[App and web page records]
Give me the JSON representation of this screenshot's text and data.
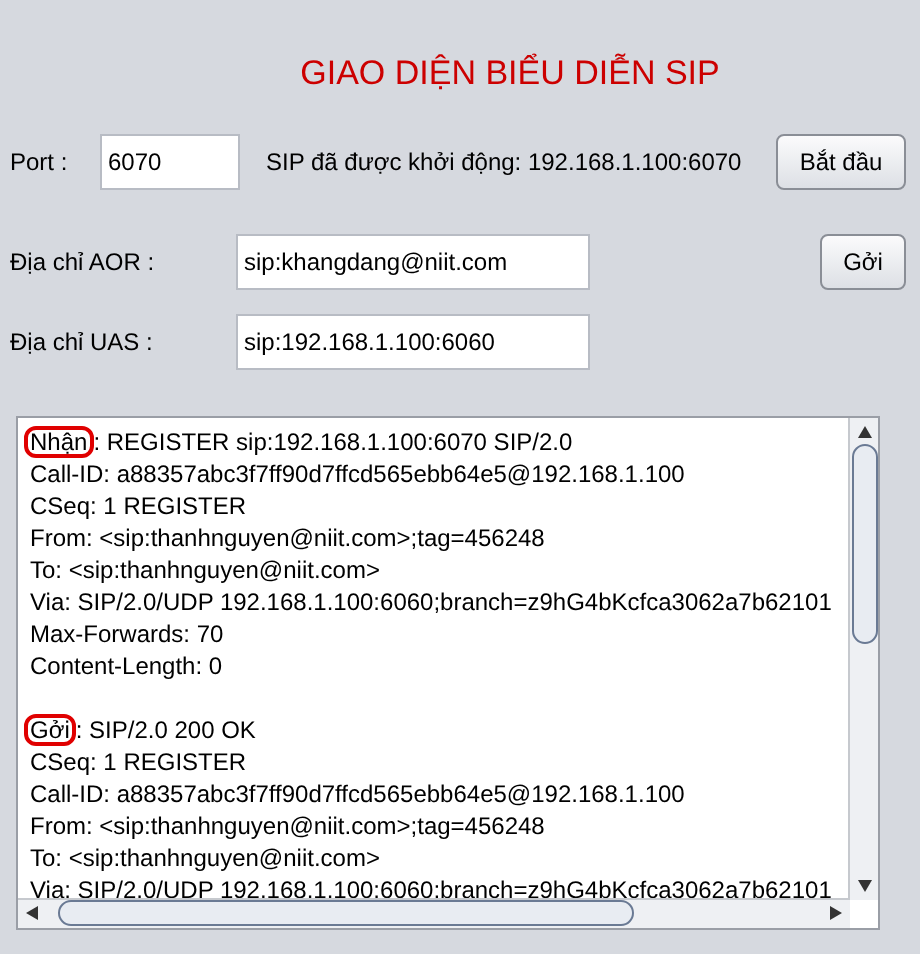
{
  "title": "GIAO DIỆN BIỂU DIỄN SIP",
  "port": {
    "label": "Port :",
    "value": "6070"
  },
  "status": "SIP đã được khởi động: 192.168.1.100:6070",
  "start_button": "Bắt đầu",
  "aor": {
    "label": "Địa chỉ AOR :",
    "value": "sip:khangdang@niit.com"
  },
  "uas": {
    "label": "Địa chỉ UAS :",
    "value": "sip:192.168.1.100:6060"
  },
  "send_button": "Gởi",
  "log": [
    {
      "label": "Nhận",
      "highlighted": true,
      "first_line": ": REGISTER sip:192.168.1.100:6070 SIP/2.0",
      "lines": [
        "Call-ID: a88357abc3f7ff90d7ffcd565ebb64e5@192.168.1.100",
        "CSeq: 1 REGISTER",
        "From: <sip:thanhnguyen@niit.com>;tag=456248",
        "To: <sip:thanhnguyen@niit.com>",
        "Via: SIP/2.0/UDP 192.168.1.100:6060;branch=z9hG4bKcfca3062a7b62101",
        "Max-Forwards: 70",
        "Content-Length: 0"
      ]
    },
    {
      "label": "Gởi",
      "highlighted": true,
      "first_line": ": SIP/2.0 200 OK",
      "lines": [
        "CSeq: 1 REGISTER",
        "Call-ID: a88357abc3f7ff90d7ffcd565ebb64e5@192.168.1.100",
        "From: <sip:thanhnguyen@niit.com>;tag=456248",
        "To: <sip:thanhnguyen@niit.com>",
        "Via: SIP/2.0/UDP 192.168.1.100:6060;branch=z9hG4bKcfca3062a7b62101"
      ]
    }
  ]
}
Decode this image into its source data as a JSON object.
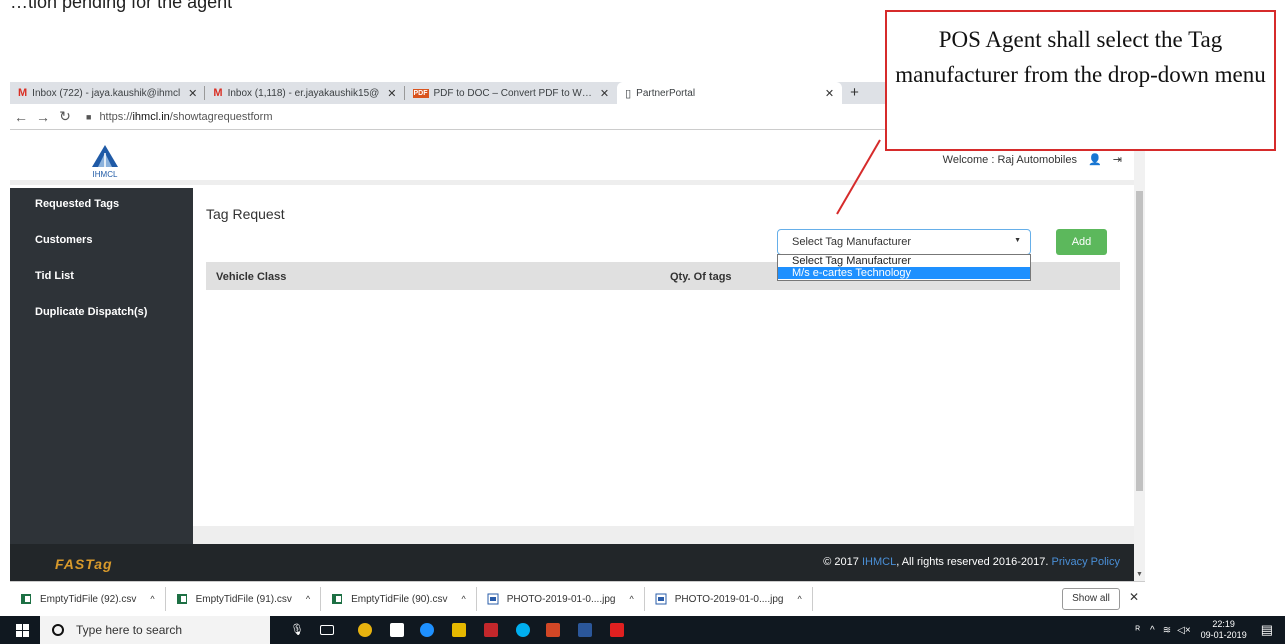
{
  "top_text": "…tion pending for the agent",
  "browser": {
    "tabs": [
      {
        "label": "Inbox (722) - jaya.kaushik@ihmcl",
        "icon": "gmail-icon"
      },
      {
        "label": "Inbox (1,118) - er.jayakaushik15@",
        "icon": "gmail-icon"
      },
      {
        "label": "PDF to DOC – Convert PDF to W…",
        "icon": "pdf-icon"
      },
      {
        "label": "PartnerPortal",
        "icon": "page-icon"
      }
    ],
    "url_prefix": "https://",
    "url_host": "ihmcl.in",
    "url_path": "/showtagrequestform"
  },
  "header": {
    "logo_text": "IHMCL",
    "welcome": "Welcome : Raj Automobiles"
  },
  "sidebar": {
    "items": [
      "Requested Tags",
      "Customers",
      "Tid List",
      "Duplicate Dispatch(s)"
    ]
  },
  "main": {
    "title": "Tag Request",
    "select_value": "Select Tag Manufacturer",
    "select_options": [
      "Select Tag Manufacturer",
      "M/s e-cartes Technology"
    ],
    "add_label": "Add",
    "columns": [
      "Vehicle Class",
      "Qty. Of tags"
    ]
  },
  "footer": {
    "brand": "FASTag",
    "copy_prefix": "© 2017",
    "copy_link": "IHMCL",
    "copy_mid": ", All rights reserved 2016-2017.",
    "privacy": "Privacy Policy"
  },
  "downloads": {
    "items": [
      "EmptyTidFile (92).csv",
      "EmptyTidFile (91).csv",
      "EmptyTidFile (90).csv",
      "PHOTO-2019-01-0....jpg",
      "PHOTO-2019-01-0....jpg"
    ],
    "show_all": "Show all"
  },
  "taskbar": {
    "search_placeholder": "Type here to search",
    "time": "22:19",
    "date": "09-01-2019"
  },
  "callout": {
    "text": "POS Agent shall select the Tag manufacturer from the drop-down menu"
  },
  "colors": {
    "sidebar": "#2e3338",
    "add_button": "#5cb85c",
    "option_highlight": "#1e90ff",
    "callout_border": "#d62b2b",
    "footer_link": "#4a8fd6"
  }
}
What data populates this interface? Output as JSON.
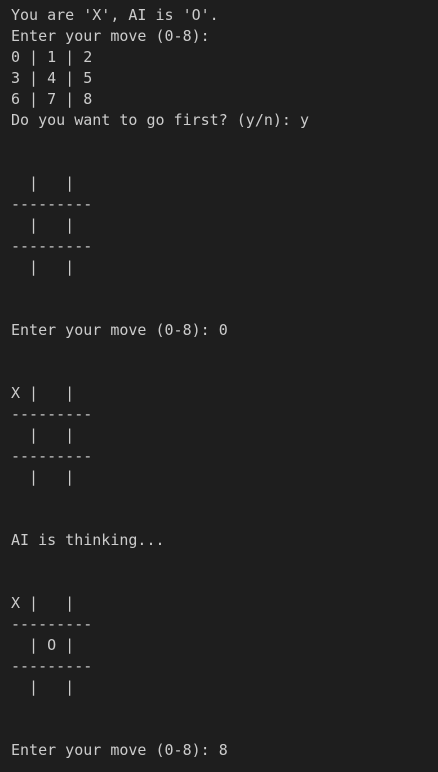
{
  "terminal": {
    "lines": [
      "You are 'X', AI is 'O'.",
      "Enter your move (0-8):",
      "0 | 1 | 2",
      "3 | 4 | 5",
      "6 | 7 | 8",
      "Do you want to go first? (y/n): y",
      "",
      "",
      "  |   |",
      "---------",
      "  |   |",
      "---------",
      "  |   |",
      "",
      "",
      "Enter your move (0-8): 0",
      "",
      "",
      "X |   |",
      "---------",
      "  |   |",
      "---------",
      "  |   |",
      "",
      "",
      "AI is thinking...",
      "",
      "",
      "X |   |",
      "---------",
      "  | O |",
      "---------",
      "  |   |",
      "",
      "",
      "Enter your move (0-8): 8"
    ]
  }
}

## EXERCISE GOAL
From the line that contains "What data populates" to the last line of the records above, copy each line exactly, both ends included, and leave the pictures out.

## TASK RESPONSE
What data populates this interface? Output as JSON.
{
  "terminal": {
    "lines": [
      "You are 'X', AI is 'O'.",
      "Enter your move (0-8):",
      "0 | 1 | 2",
      "3 | 4 | 5",
      "6 | 7 | 8",
      "Do you want to go first? (y/n): y",
      "",
      "",
      "  |   |",
      "---------",
      "  |   |",
      "---------",
      "  |   |",
      "",
      "",
      "Enter your move (0-8): 0",
      "",
      "",
      "X |   |",
      "---------",
      "  |   |",
      "---------",
      "  |   |",
      "",
      "",
      "AI is thinking...",
      "",
      "",
      "X |   |",
      "---------",
      "  | O |",
      "---------",
      "  |   |",
      "",
      "",
      "Enter your move (0-8): 8"
    ]
  }
}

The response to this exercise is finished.